*** Given data ***
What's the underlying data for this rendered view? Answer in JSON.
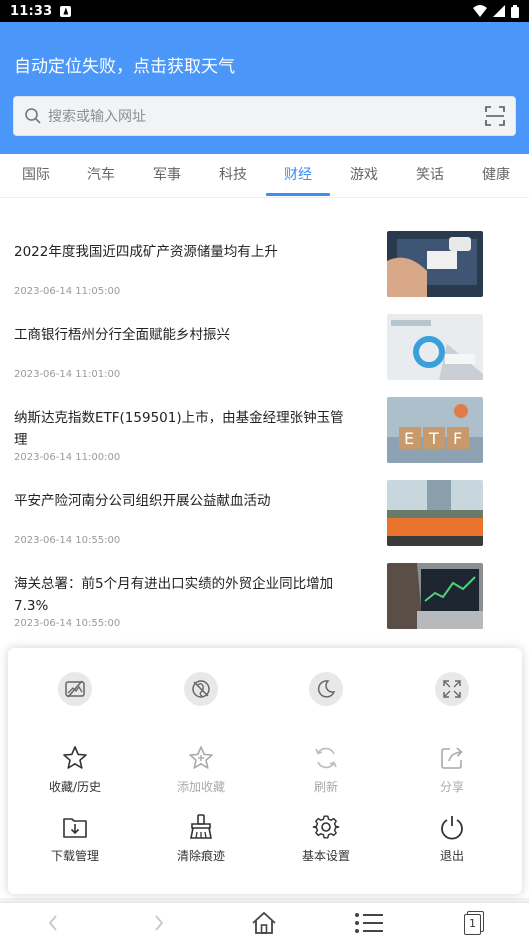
{
  "status_bar": {
    "time": "11:33"
  },
  "header": {
    "weather_text": "自动定位失败，点击获取天气",
    "search_placeholder": "搜索或输入网址",
    "accent": "#4b97f9"
  },
  "tabs": [
    {
      "label": "国际"
    },
    {
      "label": "汽车"
    },
    {
      "label": "军事"
    },
    {
      "label": "科技"
    },
    {
      "label": "财经",
      "active": true
    },
    {
      "label": "游戏"
    },
    {
      "label": "笑话"
    },
    {
      "label": "健康"
    }
  ],
  "news": [
    {
      "title": "2022年度我国近四成矿产资源储量均有上升",
      "time": "2023-06-14 11:05:00"
    },
    {
      "title": "工商银行梧州分行全面赋能乡村振兴",
      "time": "2023-06-14 11:01:00"
    },
    {
      "title": "纳斯达克指数ETF(159501)上市，由基金经理张钟玉管理",
      "time": "2023-06-14 11:00:00"
    },
    {
      "title": "平安产险河南分公司组织开展公益献血活动",
      "time": "2023-06-14 10:55:00"
    },
    {
      "title": "海关总署：前5个月有进出口实绩的外贸企业同比增加7.3%",
      "time": "2023-06-14 10:55:00"
    }
  ],
  "menu": {
    "quick_icons": [
      "no-image-icon",
      "no-trace-icon",
      "night-mode-icon",
      "fullscreen-icon"
    ],
    "row1": [
      {
        "label": "收藏/历史",
        "icon": "star-icon",
        "enabled": true
      },
      {
        "label": "添加收藏",
        "icon": "star-icon",
        "enabled": false
      },
      {
        "label": "刷新",
        "icon": "refresh-icon",
        "enabled": false
      },
      {
        "label": "分享",
        "icon": "share-icon",
        "enabled": false
      }
    ],
    "row2": [
      {
        "label": "下载管理",
        "icon": "download-folder-icon",
        "enabled": true
      },
      {
        "label": "清除痕迹",
        "icon": "broom-icon",
        "enabled": true
      },
      {
        "label": "基本设置",
        "icon": "gear-icon",
        "enabled": true
      },
      {
        "label": "退出",
        "icon": "power-icon",
        "enabled": true
      }
    ]
  },
  "bottom_bar": {
    "tab_count": "1"
  }
}
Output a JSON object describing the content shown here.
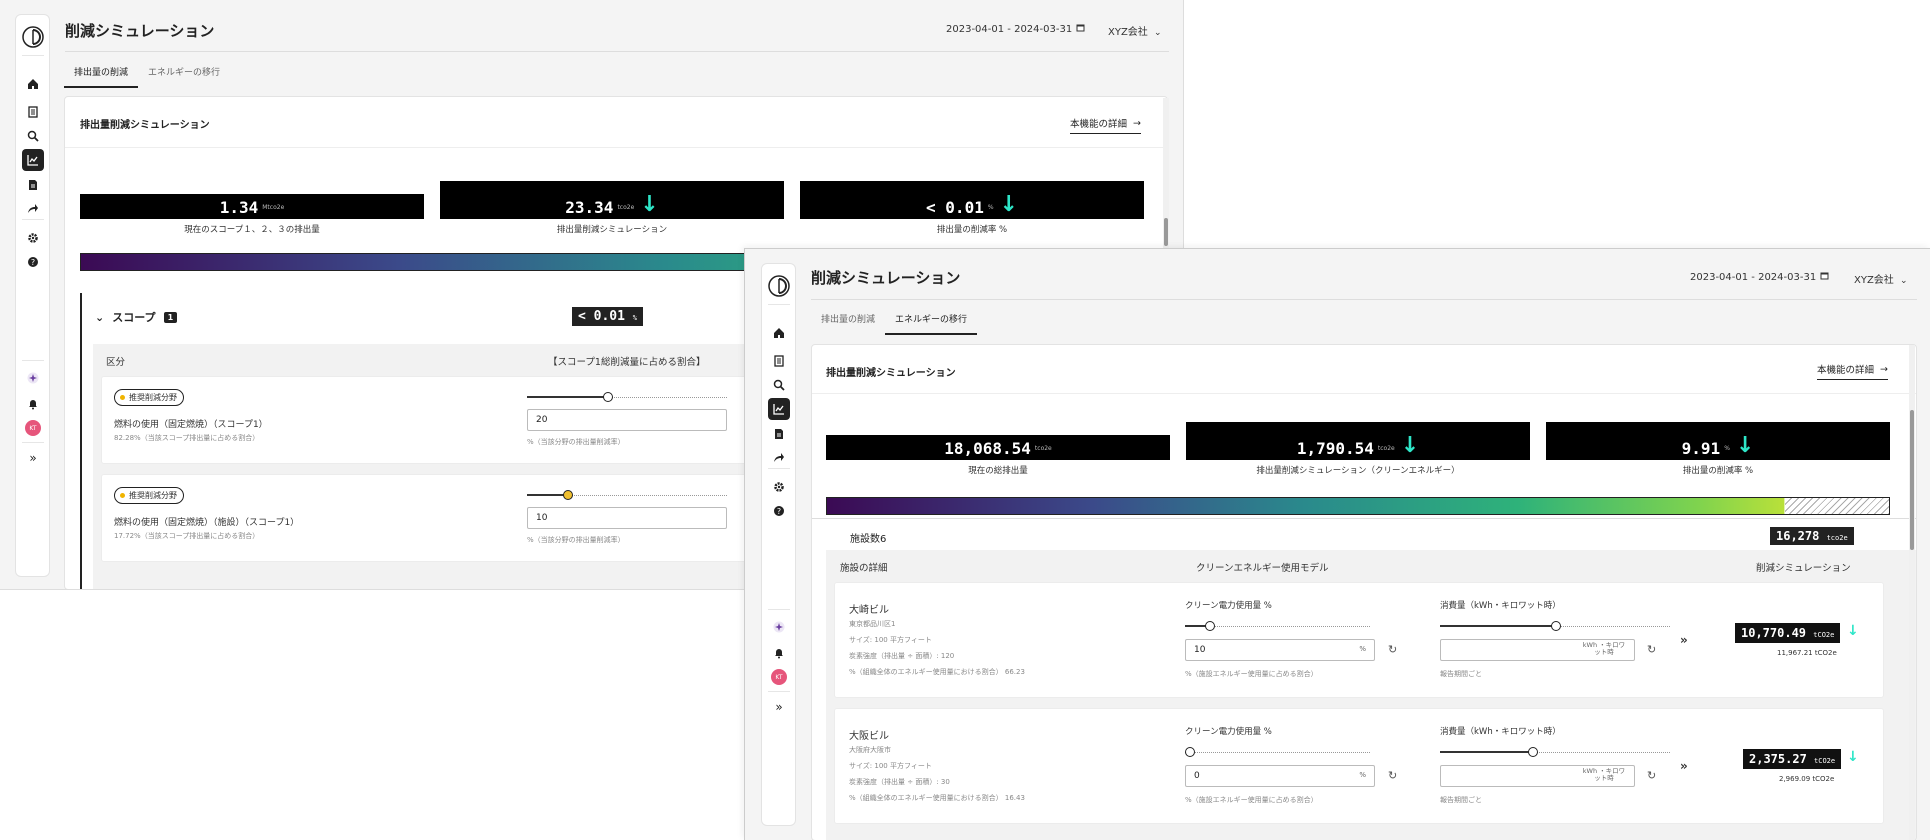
{
  "win1": {
    "page_title": "削減シミュレーション",
    "date_range": "2023-04-01 - 2024-03-31",
    "company": "XYZ会社",
    "tabs": [
      {
        "label": "排出量の削減",
        "active": true
      },
      {
        "label": "エネルギーの移行",
        "active": false
      }
    ],
    "card_title": "排出量削減シミュレーション",
    "detail_link": "本機能の詳細",
    "kpis": [
      {
        "value": "1.34",
        "unit": "Mtco2e",
        "label": "現在のスコープ１、２、３の排出量",
        "arrow": false
      },
      {
        "value": "23.34",
        "unit": "tco2e",
        "label": "排出量削減シミュレーション",
        "arrow": true
      },
      {
        "value": "< 0.01",
        "unit": "%",
        "label": "排出量の削減率 %",
        "arrow": true
      }
    ],
    "scope": {
      "label": "スコープ",
      "badge": "1",
      "value": "< 0.01",
      "unit": "%"
    },
    "section_header_left": "区分",
    "section_header_right": "【スコープ1総削減量に占める割合】",
    "rows": [
      {
        "pill": "推奨削減分野",
        "title": "燃料の使用（固定燃焼）（スコープ1）",
        "sub": "82.28%（当該スコープ排出量に占める割合）",
        "input_value": "20",
        "input_note": "%（当該分野の排出量削減率）",
        "slider": 0.4
      },
      {
        "pill": "推奨削減分野",
        "title": "燃料の使用（固定燃焼）（施設）（スコープ1）",
        "sub": "17.72%（当該スコープ排出量に占める割合）",
        "input_value": "10",
        "input_note": "%（当該分野の排出量削減率）",
        "slider": 0.2
      }
    ]
  },
  "win2": {
    "page_title": "削減シミュレーション",
    "date_range": "2023-04-01 - 2024-03-31",
    "company": "XYZ会社",
    "tabs": [
      {
        "label": "排出量の削減",
        "active": false
      },
      {
        "label": "エネルギーの移行",
        "active": true
      }
    ],
    "card_title": "排出量削減シミュレーション",
    "detail_link": "本機能の詳細",
    "kpis": [
      {
        "value": "18,068.54",
        "unit": "tco2e",
        "label": "現在の総排出量",
        "arrow": false
      },
      {
        "value": "1,790.54",
        "unit": "tco2e",
        "label": "排出量削減シミュレーション（クリーンエネルギー）",
        "arrow": true
      },
      {
        "value": "9.91",
        "unit": "%",
        "label": "排出量の削減率 %",
        "arrow": true
      }
    ],
    "facility_count_label": "施設数6",
    "facility_total": "16,278",
    "facility_total_unit": "tco2e",
    "section_headers": [
      "施設の詳細",
      "クリーンエネルギー使用モデル",
      "削減シミュレーション"
    ],
    "facilities": [
      {
        "name": "大崎ビル",
        "address": "東京都品川区1",
        "size": "サイズ: 100 平方フィート",
        "intensity": "炭素強度（排出量 ÷ 面積）: 120",
        "share": "%（組織全体のエネルギー使用量における割合） 66.23",
        "clean_label": "クリーン電力使用量 %",
        "clean_value": "10",
        "clean_suffix": "%",
        "clean_note": "%（施設エネルギー使用量に占める割合）",
        "clean_slider": 0.1,
        "consumption_label": "消費量（kWh・キロワット時）",
        "consumption_suffix": "kWh ・キロワット時",
        "consumption_note": "報告期間ごと",
        "consumption_slider": 0.5,
        "result": "10,770.49",
        "result_unit": "tCO2e",
        "result_sub": "11,967.21 tCO2e"
      },
      {
        "name": "大阪ビル",
        "address": "大阪府大阪市",
        "size": "サイズ: 100 平方フィート",
        "intensity": "炭素強度（排出量 ÷ 面積）: 30",
        "share": "%（組織全体のエネルギー使用量における割合） 16.43",
        "clean_label": "クリーン電力使用量 %",
        "clean_value": "0",
        "clean_suffix": "%",
        "clean_note": "%（施設エネルギー使用量に占める割合）",
        "clean_slider": 0.0,
        "consumption_label": "消費量（kWh・キロワット時）",
        "consumption_suffix": "kWh ・キロワット時",
        "consumption_note": "報告期間ごと",
        "consumption_slider": 0.4,
        "result": "2,375.27",
        "result_unit": "tCO2e",
        "result_sub": "2,969.09 tCO2e"
      }
    ]
  },
  "colors": {
    "accent_arrow": "#2ee6c8",
    "kpi_bg": "#000000",
    "avatar": "#e6557b",
    "pill_dot": "#f0b400"
  },
  "icons": [
    "logo-icon",
    "home-icon",
    "document-icon",
    "search-icon",
    "chart-icon",
    "report-icon",
    "share-icon",
    "settings-icon",
    "help-icon",
    "sparkle-icon",
    "bell-icon",
    "expand-icon",
    "calendar-icon",
    "chevron-down-icon",
    "arrow-right-icon",
    "refresh-icon",
    "double-chevron-right-icon",
    "down-arrow-icon"
  ],
  "avatar_initials": "KT"
}
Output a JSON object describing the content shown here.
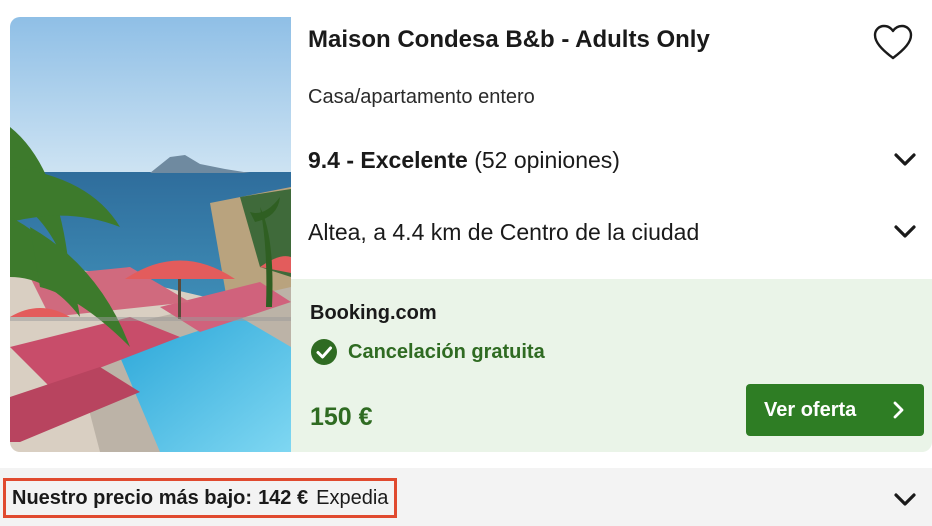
{
  "listing": {
    "title": "Maison Condesa B&b - Adults Only",
    "type": "Casa/apartamento entero",
    "rating_score": "9.4 - Excelente",
    "rating_reviews": "(52 opiniones)",
    "location": "Altea, a 4.4 km de Centro de la ciudad",
    "favorite_icon": "heart-outline-icon",
    "image_alt": "photo-hotel-pool-sea-view"
  },
  "deal": {
    "provider": "Booking.com",
    "cancellation": "Cancelación gratuita",
    "price": "150 €",
    "cta_label": "Ver oferta"
  },
  "lowest_price": {
    "label": "Nuestro precio más bajo:",
    "price": "142 €",
    "site": "Expedia"
  },
  "colors": {
    "deal_background": "#eaf4e8",
    "accent_green": "#2e7d24",
    "price_green": "#2f6b22",
    "highlight_border": "#e04a2f"
  }
}
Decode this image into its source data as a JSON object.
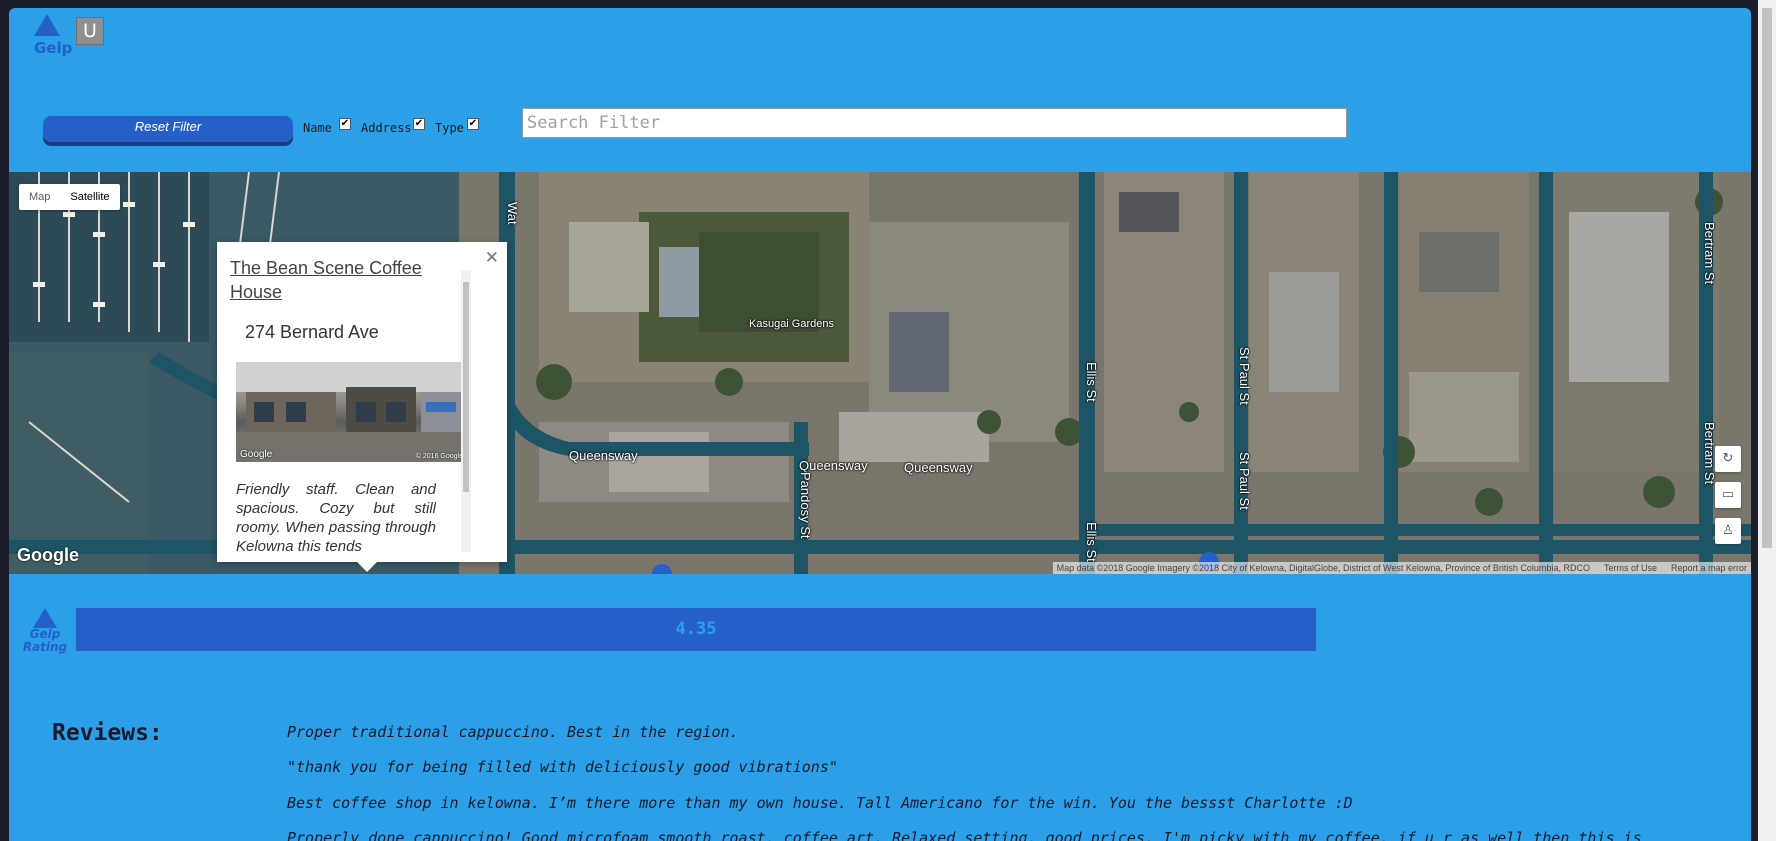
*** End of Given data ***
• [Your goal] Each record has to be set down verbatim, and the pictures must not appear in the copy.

• [Solution]
What's the underlying data for this rendered view? Answer in JSON.
{
  "status_bar": {
    "time": "11:33"
  },
  "header": {
    "weather_text": "自动定位失败，点击获取天气",
    "search_placeholder": "搜索或输入网址",
    "accent": "#4b97f9"
  },
  "tabs": [
    {
      "label": "国际"
    },
    {
      "label": "汽车"
    },
    {
      "label": "军事"
    },
    {
      "label": "科技"
    },
    {
      "label": "财经",
      "active": true
    },
    {
      "label": "游戏"
    },
    {
      "label": "笑话"
    },
    {
      "label": "健康"
    }
  ],
  "news": [
    {
      "title": "2022年度我国近四成矿产资源储量均有上升",
      "time": "2023-06-14 11:05:00"
    },
    {
      "title": "工商银行梧州分行全面赋能乡村振兴",
      "time": "2023-06-14 11:01:00"
    },
    {
      "title": "纳斯达克指数ETF(159501)上市，由基金经理张钟玉管理",
      "time": "2023-06-14 11:00:00"
    },
    {
      "title": "平安产险河南分公司组织开展公益献血活动",
      "time": "2023-06-14 10:55:00"
    },
    {
      "title": "海关总署：前5个月有进出口实绩的外贸企业同比增加7.3%",
      "time": "2023-06-14 10:55:00"
    }
  ],
  "menu": {
    "quick_icons": [
      "no-image-icon",
      "no-trace-icon",
      "night-mode-icon",
      "fullscreen-icon"
    ],
    "row1": [
      {
        "label": "收藏/历史",
        "icon": "star-icon",
        "enabled": true
      },
      {
        "label": "添加收藏",
        "icon": "star-icon",
        "enabled": false
      },
      {
        "label": "刷新",
        "icon": "refresh-icon",
        "enabled": false
      },
      {
        "label": "分享",
        "icon": "share-icon",
        "enabled": false
      }
    ],
    "row2": [
      {
        "label": "下载管理",
        "icon": "download-folder-icon",
        "enabled": true
      },
      {
        "label": "清除痕迹",
        "icon": "broom-icon",
        "enabled": true
      },
      {
        "label": "基本设置",
        "icon": "gear-icon",
        "enabled": true
      },
      {
        "label": "退出",
        "icon": "power-icon",
        "enabled": true
      }
    ]
  },
  "bottom_bar": {
    "tab_count": "1"
  }
}
Output a JSON object describing the content shown here.
{
  "win1": {
    "page_title": "削減シミュレーション",
    "date_range": "2023-04-01 - 2024-03-31",
    "company": "XYZ会社",
    "tabs": [
      {
        "label": "排出量の削減",
        "active": true
      },
      {
        "label": "エネルギーの移行",
        "active": false
      }
    ],
    "card_title": "排出量削減シミュレーション",
    "detail_link": "本機能の詳細",
    "kpis": [
      {
        "value": "1.34",
        "unit": "Mtco2e",
        "label": "現在のスコープ１、２、３の排出量",
        "arrow": false
      },
      {
        "value": "23.34",
        "unit": "tco2e",
        "label": "排出量削減シミュレーション",
        "arrow": true
      },
      {
        "value": "< 0.01",
        "unit": "%",
        "label": "排出量の削減率 %",
        "arrow": true
      }
    ],
    "scope": {
      "label": "スコープ",
      "badge": "1",
      "value": "< 0.01",
      "unit": "%"
    },
    "section_header_left": "区分",
    "section_header_right": "【スコープ1総削減量に占める割合】",
    "rows": [
      {
        "pill": "推奨削減分野",
        "title": "燃料の使用（固定燃焼）（スコープ1）",
        "sub": "82.28%（当該スコープ排出量に占める割合）",
        "input_value": "20",
        "input_note": "%（当該分野の排出量削減率）",
        "slider": 0.4
      },
      {
        "pill": "推奨削減分野",
        "title": "燃料の使用（固定燃焼）（施設）（スコープ1）",
        "sub": "17.72%（当該スコープ排出量に占める割合）",
        "input_value": "10",
        "input_note": "%（当該分野の排出量削減率）",
        "slider": 0.2
      }
    ]
  },
  "win2": {
    "page_title": "削減シミュレーション",
    "date_range": "2023-04-01 - 2024-03-31",
    "company": "XYZ会社",
    "tabs": [
      {
        "label": "排出量の削減",
        "active": false
      },
      {
        "label": "エネルギーの移行",
        "active": true
      }
    ],
    "card_title": "排出量削減シミュレーション",
    "detail_link": "本機能の詳細",
    "kpis": [
      {
        "value": "18,068.54",
        "unit": "tco2e",
        "label": "現在の総排出量",
        "arrow": false
      },
      {
        "value": "1,790.54",
        "unit": "tco2e",
        "label": "排出量削減シミュレーション（クリーンエネルギー）",
        "arrow": true
      },
      {
        "value": "9.91",
        "unit": "%",
        "label": "排出量の削減率 %",
        "arrow": true
      }
    ],
    "facility_count_label": "施設数6",
    "facility_total": "16,278",
    "facility_total_unit": "tco2e",
    "section_headers": [
      "施設の詳細",
      "クリーンエネルギー使用モデル",
      "削減シミュレーション"
    ],
    "facilities": [
      {
        "name": "大崎ビル",
        "address": "東京都品川区1",
        "size": "サイズ: 100 平方フィート",
        "intensity": "炭素強度（排出量 ÷ 面積）: 120",
        "share": "%（組織全体のエネルギー使用量における割合） 66.23",
        "clean_label": "クリーン電力使用量 %",
        "clean_value": "10",
        "clean_suffix": "%",
        "clean_note": "%（施設エネルギー使用量に占める割合）",
        "clean_slider": 0.1,
        "consumption_label": "消費量（kWh・キロワット時）",
        "consumption_suffix": "kWh ・キロワット時",
        "consumption_note": "報告期間ごと",
        "consumption_slider": 0.5,
        "result": "10,770.49",
        "result_unit": "tCO2e",
        "result_sub": "11,967.21 tCO2e"
      },
      {
        "name": "大阪ビル",
        "address": "大阪府大阪市",
        "size": "サイズ: 100 平方フィート",
        "intensity": "炭素強度（排出量 ÷ 面積）: 30",
        "share": "%（組織全体のエネルギー使用量における割合） 16.43",
        "clean_label": "クリーン電力使用量 %",
        "clean_value": "0",
        "clean_suffix": "%",
        "clean_note": "%（施設エネルギー使用量に占める割合）",
        "clean_slider": 0.0,
        "consumption_label": "消費量（kWh・キロワット時）",
        "consumption_suffix": "kWh ・キロワット時",
        "consumption_note": "報告期間ごと",
        "consumption_slider": 0.4,
        "result": "2,375.27",
        "result_unit": "tCO2e",
        "result_sub": "2,969.09 tCO2e"
      }
    ]
  },
  "colors": {
    "accent_arrow": "#2ee6c8",
    "kpi_bg": "#000000",
    "avatar": "#e6557b",
    "pill_dot": "#f0b400"
  },
  "icons": [
    "logo-icon",
    "home-icon",
    "document-icon",
    "search-icon",
    "chart-icon",
    "report-icon",
    "share-icon",
    "settings-icon",
    "help-icon",
    "sparkle-icon",
    "bell-icon",
    "expand-icon",
    "calendar-icon",
    "chevron-down-icon",
    "arrow-right-icon",
    "refresh-icon",
    "double-chevron-right-icon",
    "down-arrow-icon"
  ],
  "avatar_initials": "KT"
}
Output a JSON object describing the content shown here.
{
  "listing": {
    "title": "Maison Condesa B&b - Adults Only",
    "type": "Casa/apartamento entero",
    "rating_score": "9.4 - Excelente",
    "rating_reviews": "(52 opiniones)",
    "location": "Altea, a 4.4 km de Centro de la ciudad",
    "favorite_icon": "heart-outline-icon",
    "image_alt": "photo-hotel-pool-sea-view"
  },
  "deal": {
    "provider": "Booking.com",
    "cancellation": "Cancelación gratuita",
    "price": "150 €",
    "cta_label": "Ver oferta"
  },
  "lowest_price": {
    "label": "Nuestro precio más bajo:",
    "price": "142 €",
    "site": "Expedia"
  },
  "colors": {
    "deal_background": "#eaf4e8",
    "accent_green": "#2e7d24",
    "price_green": "#2f6b22",
    "highlight_border": "#e04a2f"
  }
}
Decode this image into its source data as a JSON object.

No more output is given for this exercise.